The above points may have special significance for those who consider themselves Taino or with Taino roots (not myself) or who practice an indigenous or polytheistic religion. Over the past few decades, the number of people in the Caribbean, the United States, and elsewhere in the Americas who identify themselves as Taíno has increased dramatically, and a bicultural narrative of “the story of Columbus” provides an ancestral story often still. erased or unknown. Caonabó and his wife Anacaona are remembered in the Dominican Republic and Haiti, but much less elsewhere. Chief Guarionex – Caonabó’s peer, renowned for his spirituality – is even less well known, and his study of Christianity with the missionaries of the Second Voyage and his rejection of it are generally overlooked in accounts of the effort. Columbus and Caonabó depicts this upbringing and rejection, which might have special meaning for those who made a similar choice.
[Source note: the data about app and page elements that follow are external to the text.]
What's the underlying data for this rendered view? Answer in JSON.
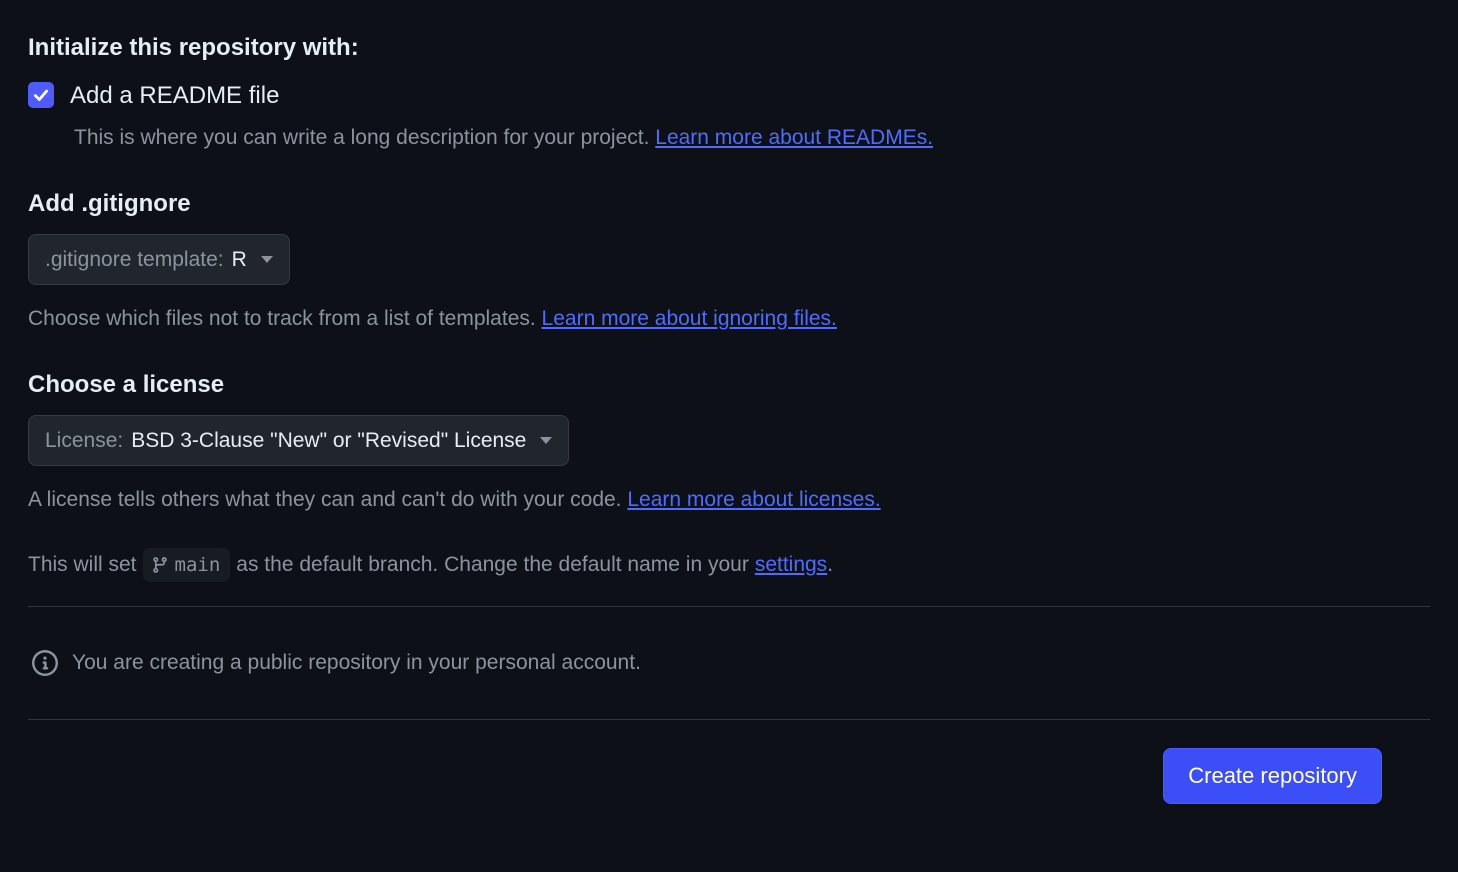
{
  "initialize": {
    "heading": "Initialize this repository with:",
    "readme": {
      "label": "Add a README file",
      "helper": "This is where you can write a long description for your project. ",
      "learn_more": "Learn more about READMEs."
    }
  },
  "gitignore": {
    "heading": "Add .gitignore",
    "dropdown_prefix": ".gitignore template:",
    "dropdown_value": "R",
    "helper": "Choose which files not to track from a list of templates. ",
    "learn_more": "Learn more about ignoring files."
  },
  "license": {
    "heading": "Choose a license",
    "dropdown_prefix": "License:",
    "dropdown_value": "BSD 3-Clause \"New\" or \"Revised\" License",
    "helper": "A license tells others what they can and can't do with your code. ",
    "learn_more": "Learn more about licenses."
  },
  "branch": {
    "prefix": "This will set",
    "name": "main",
    "middle": "as the default branch. Change the default name in your",
    "settings_link": "settings",
    "suffix": "."
  },
  "info": {
    "text": "You are creating a public repository in your personal account."
  },
  "actions": {
    "create": "Create repository"
  }
}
My books present the actions and thoughts of the European and Taino protagonists as I think they would have experienced them day to day, in the immediacy and chaos of their present moment, without imposing retrospective historical conclusions or inventing a story. global literary. intrigue, seeking above all a historical validity. To this end, I have reviewed the main accounts written by the European conquerors who witnessed the events, knew the participants or lived in the sixteenth century (as far as is credible) and, as they had no written history, studies of the Taíno by anthropologists, archaeologists and other modern experts in search of a more unbiased understanding. My research also included visits and surveys to sites in Haiti, the Dominican Republic, Spain and other countries where the protagonists lived, met or fought, which tested and added to my understanding of the historical record. .
I try to speculate and place each protagonist’s thoughts in the context of their 15th century perspective and leave moral judgments to the reader. As for Columbus, the scenes of my novels depict those of his qualities often recognized as admirable: perseverance in adversity, rise from a humble origin to nobility and extraordinary skill as a sailor. But, on behalf of his rulers and with the approval of the Pope, he violated the sovereignty of the indigenous peoples, and he also enslaved them and the men under his command committed atrocities – as I also describe. As for Caonabó, my novels trace his foresight that Europeans were an enemy and his resolute and courageous attempt to organize his people to repel them, all without the experience of the following centuries to guide him.
My first decision was to write historical stories or novels, and I chose the latter for two reasons. In my opinion, I had to write novels because the Taino had no written history and more speculative latitude of a novel was needed to achieve the dignity and seriousness of the Taino and European protagonists. Equally important, I wanted to write them in the form of novels so that readers can experience the story through the eyes of the protagonists of both peoples, and not just understand the events.